The Development of Tools to Measure Norms Towards Smoking, Nicotine Use, and the Tobacco Industry
Professor Ann McNeill, Addictions Department, Institute of Psychiatry, Psychology & Neuroscience (IoPPN) King’s College London
E-cigarette use has increased and there are now estimated to be 2.8 million current e-cigarettes users in Great Britain. There are concerns that this increase in e-cigarette use could lead to the renormalisation of smoking ordinary tobacco cigarettes, although to date there is no evidence of this as current smoking among adults continues to decline and fewer youth are taking up smoking. Nevertheless, the concern that the increasing popularity of e-cigarettes may have a negative impact on smoking prevalence, suggests a need to monitor if norms towards smoking are changing. Generally, norms are thought of the beliefs people hold about how other people behave and how they themselves should behave, and these in turn influence people’s attitudes and ultimately their intentions and behaviour. For the purposes of this report, norms were categorized into: Descriptive interpersonal norms; descriptive societal norms; injunctive interpersonal norms and injunctive societal norms.

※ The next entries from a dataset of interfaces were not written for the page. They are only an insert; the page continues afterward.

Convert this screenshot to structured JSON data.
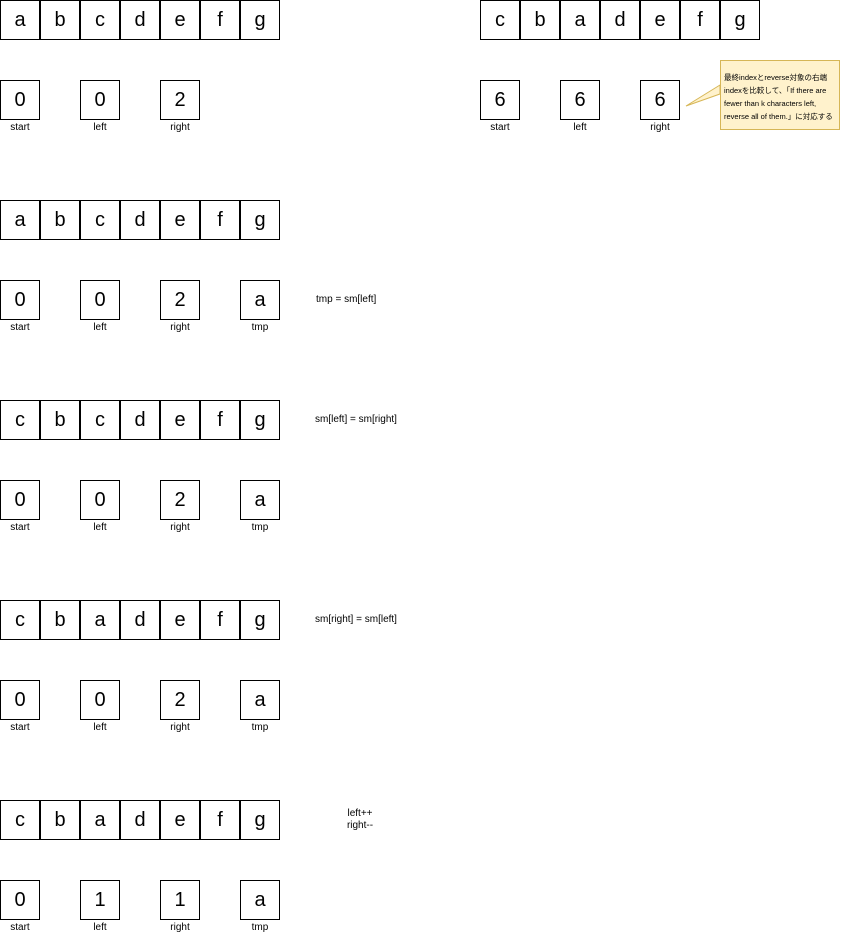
{
  "steps": [
    {
      "array": [
        "a",
        "b",
        "c",
        "d",
        "e",
        "f",
        "g"
      ],
      "vars": [
        {
          "value": "0",
          "label": "start"
        },
        {
          "value": "0",
          "label": "left"
        },
        {
          "value": "2",
          "label": "right"
        }
      ]
    },
    {
      "array": [
        "a",
        "b",
        "c",
        "d",
        "e",
        "f",
        "g"
      ],
      "vars": [
        {
          "value": "0",
          "label": "start"
        },
        {
          "value": "0",
          "label": "left"
        },
        {
          "value": "2",
          "label": "right"
        },
        {
          "value": "a",
          "label": "tmp"
        }
      ],
      "note": "tmp = sm[left]"
    },
    {
      "array": [
        "c",
        "b",
        "c",
        "d",
        "e",
        "f",
        "g"
      ],
      "vars": [
        {
          "value": "0",
          "label": "start"
        },
        {
          "value": "0",
          "label": "left"
        },
        {
          "value": "2",
          "label": "right"
        },
        {
          "value": "a",
          "label": "tmp"
        }
      ],
      "note": "sm[left] = sm[right]"
    },
    {
      "array": [
        "c",
        "b",
        "a",
        "d",
        "e",
        "f",
        "g"
      ],
      "vars": [
        {
          "value": "0",
          "label": "start"
        },
        {
          "value": "0",
          "label": "left"
        },
        {
          "value": "2",
          "label": "right"
        },
        {
          "value": "a",
          "label": "tmp"
        }
      ],
      "note": "sm[right] = sm[left]"
    },
    {
      "array": [
        "c",
        "b",
        "a",
        "d",
        "e",
        "f",
        "g"
      ],
      "vars": [
        {
          "value": "0",
          "label": "start"
        },
        {
          "value": "1",
          "label": "left"
        },
        {
          "value": "1",
          "label": "right"
        },
        {
          "value": "a",
          "label": "tmp"
        }
      ],
      "note_lines": [
        "left++",
        "right--"
      ]
    }
  ],
  "final": {
    "array": [
      "c",
      "b",
      "a",
      "d",
      "e",
      "f",
      "g"
    ],
    "vars": [
      {
        "value": "6",
        "label": "start"
      },
      {
        "value": "6",
        "label": "left"
      },
      {
        "value": "6",
        "label": "right"
      }
    ],
    "callout_lines": [
      "最終indexとreverse対象の右端",
      "indexを比較して、「If there are",
      "fewer than k characters left,",
      "reverse all of them.」に対応する"
    ]
  },
  "colors": {
    "callout_fill": "#fff2cc",
    "callout_border": "#d6b656"
  }
}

The objective of this study was to develop two tools (sets of measures) to monitor norms towards smoking (including second-hand smoke), nicotine use and the tobacco industry, one for youth and one for adults. The Public Health Research Consortium (PHRC) commissioned researchers at King’s College London and the University of Stirling to design the tools which were developed over three key stages: desk reviews of current measures, cognitive testing, and finally pilot testing. Natcen carried out the cognitive testing in consultation with the research team. Experts and other stakeholders were consulted at each stage.
Katherine East, King’s College London
Sara C Hitchman, King’s College London
Martine Stead, University of Stirling
Anne Marie MacKintosh, University of Stirling
Duration: 01/04/2015 - 31/03/2016